Preparing for the First Days of School
Preparing for the first days of school can be very scary for both you and your child. Saying good-bye during the first few weeks can be filled with stress and tears for everyone involved. By helping your child transition into their new schedule or environment, you can help ease their worries.
Learning to separate is a lifelong process and an important part of growing up. When you help children learn to manage separations from and reunions with their loved ones, they feel understood and gain self-confidence. A child’s stage of development influences the way he or she reacts to hellos and good-byes. In part, because they involve such strong feelings, hellos and goodbyes are opportunities for valuable learning that affects all areas of young children’s development.
During separation, children will learn about themselves and others, learn about their world, and learn to communicate as well as establish and sustain positive relationships with their peers, teachers, and parents.

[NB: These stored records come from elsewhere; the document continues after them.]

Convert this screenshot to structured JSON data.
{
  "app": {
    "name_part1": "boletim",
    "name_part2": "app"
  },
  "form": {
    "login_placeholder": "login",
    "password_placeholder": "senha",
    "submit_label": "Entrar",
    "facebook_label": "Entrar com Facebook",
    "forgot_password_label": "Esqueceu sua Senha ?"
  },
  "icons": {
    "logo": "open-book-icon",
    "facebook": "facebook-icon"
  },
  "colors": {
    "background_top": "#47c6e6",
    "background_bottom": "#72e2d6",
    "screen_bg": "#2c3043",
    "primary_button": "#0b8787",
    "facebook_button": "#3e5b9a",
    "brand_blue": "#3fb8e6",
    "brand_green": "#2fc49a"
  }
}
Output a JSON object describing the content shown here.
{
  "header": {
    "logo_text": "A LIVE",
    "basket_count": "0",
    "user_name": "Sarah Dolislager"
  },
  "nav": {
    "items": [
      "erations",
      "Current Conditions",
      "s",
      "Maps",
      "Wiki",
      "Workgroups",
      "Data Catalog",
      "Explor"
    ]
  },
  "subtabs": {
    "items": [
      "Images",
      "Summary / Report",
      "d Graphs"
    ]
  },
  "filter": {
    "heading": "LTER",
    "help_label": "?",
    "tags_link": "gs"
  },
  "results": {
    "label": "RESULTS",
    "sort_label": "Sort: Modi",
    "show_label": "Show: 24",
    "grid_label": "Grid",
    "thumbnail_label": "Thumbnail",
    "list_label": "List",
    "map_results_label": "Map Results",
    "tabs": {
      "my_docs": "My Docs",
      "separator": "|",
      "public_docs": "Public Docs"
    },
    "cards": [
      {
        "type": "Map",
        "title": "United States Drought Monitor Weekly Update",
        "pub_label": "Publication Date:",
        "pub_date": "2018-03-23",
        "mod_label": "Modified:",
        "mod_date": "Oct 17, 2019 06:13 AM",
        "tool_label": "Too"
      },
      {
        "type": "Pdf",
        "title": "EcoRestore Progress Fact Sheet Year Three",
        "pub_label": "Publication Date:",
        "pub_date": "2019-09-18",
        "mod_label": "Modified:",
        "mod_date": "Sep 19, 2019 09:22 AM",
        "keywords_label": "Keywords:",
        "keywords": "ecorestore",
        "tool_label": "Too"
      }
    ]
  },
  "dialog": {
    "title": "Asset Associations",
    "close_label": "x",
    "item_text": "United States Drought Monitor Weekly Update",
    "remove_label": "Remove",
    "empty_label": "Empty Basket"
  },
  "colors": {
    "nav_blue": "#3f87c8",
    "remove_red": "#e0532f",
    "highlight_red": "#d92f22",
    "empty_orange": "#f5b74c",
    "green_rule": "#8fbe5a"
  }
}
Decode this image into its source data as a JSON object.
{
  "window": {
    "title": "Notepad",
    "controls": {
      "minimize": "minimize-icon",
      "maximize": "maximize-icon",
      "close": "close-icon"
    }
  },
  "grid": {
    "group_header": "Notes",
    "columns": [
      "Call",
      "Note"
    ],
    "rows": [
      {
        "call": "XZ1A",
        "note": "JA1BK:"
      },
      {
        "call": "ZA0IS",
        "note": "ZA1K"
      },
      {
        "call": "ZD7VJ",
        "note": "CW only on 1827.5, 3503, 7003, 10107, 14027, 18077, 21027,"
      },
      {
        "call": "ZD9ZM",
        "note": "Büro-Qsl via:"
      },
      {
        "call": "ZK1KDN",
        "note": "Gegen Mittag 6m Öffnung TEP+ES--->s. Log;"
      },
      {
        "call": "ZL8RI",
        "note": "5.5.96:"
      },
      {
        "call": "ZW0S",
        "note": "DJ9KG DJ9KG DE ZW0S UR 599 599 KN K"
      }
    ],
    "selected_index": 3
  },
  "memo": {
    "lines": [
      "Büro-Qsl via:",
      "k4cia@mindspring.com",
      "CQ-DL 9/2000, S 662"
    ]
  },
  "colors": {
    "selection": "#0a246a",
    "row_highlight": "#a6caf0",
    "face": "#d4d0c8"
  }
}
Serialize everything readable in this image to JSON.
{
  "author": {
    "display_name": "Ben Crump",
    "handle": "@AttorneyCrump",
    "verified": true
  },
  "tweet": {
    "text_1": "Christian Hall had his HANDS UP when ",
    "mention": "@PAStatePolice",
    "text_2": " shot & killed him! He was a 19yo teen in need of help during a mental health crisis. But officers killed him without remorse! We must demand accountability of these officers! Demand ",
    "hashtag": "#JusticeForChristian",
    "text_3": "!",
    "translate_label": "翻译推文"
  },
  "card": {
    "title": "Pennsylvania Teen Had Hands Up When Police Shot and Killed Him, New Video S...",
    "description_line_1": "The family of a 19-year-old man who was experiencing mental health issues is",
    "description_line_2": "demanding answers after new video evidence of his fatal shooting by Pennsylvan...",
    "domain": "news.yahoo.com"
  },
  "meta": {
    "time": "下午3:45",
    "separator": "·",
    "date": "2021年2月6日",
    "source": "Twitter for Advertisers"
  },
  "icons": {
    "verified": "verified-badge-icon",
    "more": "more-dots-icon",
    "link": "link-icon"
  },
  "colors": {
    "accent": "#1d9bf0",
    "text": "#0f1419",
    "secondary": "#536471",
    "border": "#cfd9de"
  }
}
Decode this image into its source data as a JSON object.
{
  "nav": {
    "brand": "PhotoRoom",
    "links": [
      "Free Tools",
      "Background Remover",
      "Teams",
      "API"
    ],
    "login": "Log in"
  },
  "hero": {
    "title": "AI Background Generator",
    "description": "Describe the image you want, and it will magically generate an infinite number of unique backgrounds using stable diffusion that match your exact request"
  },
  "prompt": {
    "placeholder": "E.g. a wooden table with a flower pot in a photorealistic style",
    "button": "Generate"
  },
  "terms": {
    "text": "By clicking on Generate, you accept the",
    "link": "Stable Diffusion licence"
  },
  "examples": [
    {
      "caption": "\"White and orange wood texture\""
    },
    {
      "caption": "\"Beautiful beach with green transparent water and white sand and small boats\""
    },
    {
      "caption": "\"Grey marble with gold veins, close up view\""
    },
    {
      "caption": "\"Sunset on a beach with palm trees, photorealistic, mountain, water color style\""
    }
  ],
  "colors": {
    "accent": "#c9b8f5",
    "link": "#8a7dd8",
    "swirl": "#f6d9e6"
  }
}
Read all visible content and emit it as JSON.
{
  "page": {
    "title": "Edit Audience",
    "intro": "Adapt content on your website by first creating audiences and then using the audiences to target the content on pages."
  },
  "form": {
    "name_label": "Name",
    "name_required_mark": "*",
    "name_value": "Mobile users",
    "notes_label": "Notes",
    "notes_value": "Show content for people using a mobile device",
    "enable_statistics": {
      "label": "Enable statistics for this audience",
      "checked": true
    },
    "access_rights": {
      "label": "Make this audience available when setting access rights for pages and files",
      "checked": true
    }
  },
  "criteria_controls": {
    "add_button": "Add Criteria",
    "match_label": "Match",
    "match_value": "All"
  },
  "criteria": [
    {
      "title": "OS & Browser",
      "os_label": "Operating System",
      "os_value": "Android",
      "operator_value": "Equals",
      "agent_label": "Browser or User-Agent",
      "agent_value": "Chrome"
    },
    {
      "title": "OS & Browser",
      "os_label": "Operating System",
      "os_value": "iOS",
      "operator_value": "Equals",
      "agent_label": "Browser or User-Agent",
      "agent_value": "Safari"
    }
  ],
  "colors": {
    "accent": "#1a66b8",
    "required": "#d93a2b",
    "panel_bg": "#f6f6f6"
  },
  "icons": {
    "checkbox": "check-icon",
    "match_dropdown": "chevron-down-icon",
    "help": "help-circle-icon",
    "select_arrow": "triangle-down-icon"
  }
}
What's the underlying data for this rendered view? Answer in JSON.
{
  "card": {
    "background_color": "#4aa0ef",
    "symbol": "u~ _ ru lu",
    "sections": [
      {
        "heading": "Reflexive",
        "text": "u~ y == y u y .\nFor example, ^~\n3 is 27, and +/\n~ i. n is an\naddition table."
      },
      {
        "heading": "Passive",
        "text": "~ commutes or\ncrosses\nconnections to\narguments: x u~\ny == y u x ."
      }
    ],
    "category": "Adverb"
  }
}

Suggestions to Prepare for the First Days of School:
- Talk to your child about the new changes to come (including infants and toddlers) in their schedule or environment.
- Prepare them with what to expect during the transition.
- “Mommy is going to go to work and you are going to go to school.” “Ms. Jennifer is going to take good care of you while Mommy and Daddy are working.” “I will come to pick you up after school is over.”
- Establish a consistent morning routine and try to eliminate rushing in the morning before school. This can cause additional stress to the child and put them on edge.
- Bring your child’s comfort item from homes such as a special blanket or stuffed animal.
- Include family pictures for your child to look at when feeling upset.
- Take pictures with your child in their new classroom. This can provide another way to help children feel connected to their family during the day.
- For those children who are having a hard time transitioning or adjusting to a new classroom or school, leave an object that belongs to a family member reminding the child that their mother or father will be back. You can say “I’m leaving the book I’m reading with you. Will you keep it with your things so we can get it when I pick you up today?”
Suggested Books to Support the Transition to School
The Kissing Hand by Audrey Penn
School is starting in the forest, but Chester Raccoon does not want to go. To help ease Chester’s fears, Mrs. Raccoon shares a family secret called the Kissing Hand to give him the reassurance of her love any time his world feels a little scary. Since its first publication in 1993, this heartwarming book has become a children’s classic that has touched the lives of millions of children and their parents, especially at times of separation, whether starting school, entering daycare, or going to camp. It is widely used by kindergarten teachers on the first day of school.
The Night Before Preschool by Natasha Wing
It’s the night before preschool, and a little boy named Billy is so nervous he can’t fall asleep. The friends he makes the next day at school give him a reason not to sleep the next night, either: he’s too excited about going back! The book’s simple rhyming text and sweet illustrations will soothe any child’s fears about the first day of school.
Kindergarten, Here I Come! by D.J. Steinberg
Get ready for school with these fun poems! This adorable picture book celebrates all the familiar milestones and moments shared by every single kindergartener. Whether it’s the first-day-of-school jitters or the hundredth-day-of-school party, every aspect of the kindergarten experience is introduced with a light and funny poem–not to mention charming illustrations.
This blog post was sponsored by Rainbow Child Care Center
At Rainbow Child Care Center, our commitment to every parent is the confidence to know your child is safe, comfortable and happy in a high-quality educational environment. Our schools are family oriented and offer an atmosphere where children are respected and parents are always welcome.